# ACTIVITY
Reproduce the records that follow exactly as they are written.

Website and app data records
===============

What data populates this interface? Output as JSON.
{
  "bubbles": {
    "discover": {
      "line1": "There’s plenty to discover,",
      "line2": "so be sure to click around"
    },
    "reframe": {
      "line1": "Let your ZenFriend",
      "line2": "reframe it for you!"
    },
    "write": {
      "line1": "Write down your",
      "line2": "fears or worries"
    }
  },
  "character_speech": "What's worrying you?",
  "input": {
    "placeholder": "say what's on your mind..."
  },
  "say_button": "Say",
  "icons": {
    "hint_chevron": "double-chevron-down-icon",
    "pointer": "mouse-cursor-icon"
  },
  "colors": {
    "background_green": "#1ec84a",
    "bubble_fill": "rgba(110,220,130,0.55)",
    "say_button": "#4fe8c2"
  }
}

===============

# RESPONSE TO THIS EXERCISE
What data populates this interface? Output as JSON.
{
  "bubbles": {
    "discover": {
      "line1": "There’s plenty to discover,",
      "line2": "so be sure to click around"
    },
    "reframe": {
      "line1": "Let your ZenFriend",
      "line2": "reframe it for you!"
    },
    "write": {
      "line1": "Write down your",
      "line2": "fears or worries"
    }
  },
  "character_speech": "What's worrying you?",
  "input": {
    "placeholder": "say what's on your mind..."
  },
  "say_button": "Say",
  "icons": {
    "hint_chevron": "double-chevron-down-icon",
    "pointer": "mouse-cursor-icon"
  },
  "colors": {
    "background_green": "#1ec84a",
    "bubble_fill": "rgba(110,220,130,0.55)",
    "say_button": "#4fe8c2"
  }
}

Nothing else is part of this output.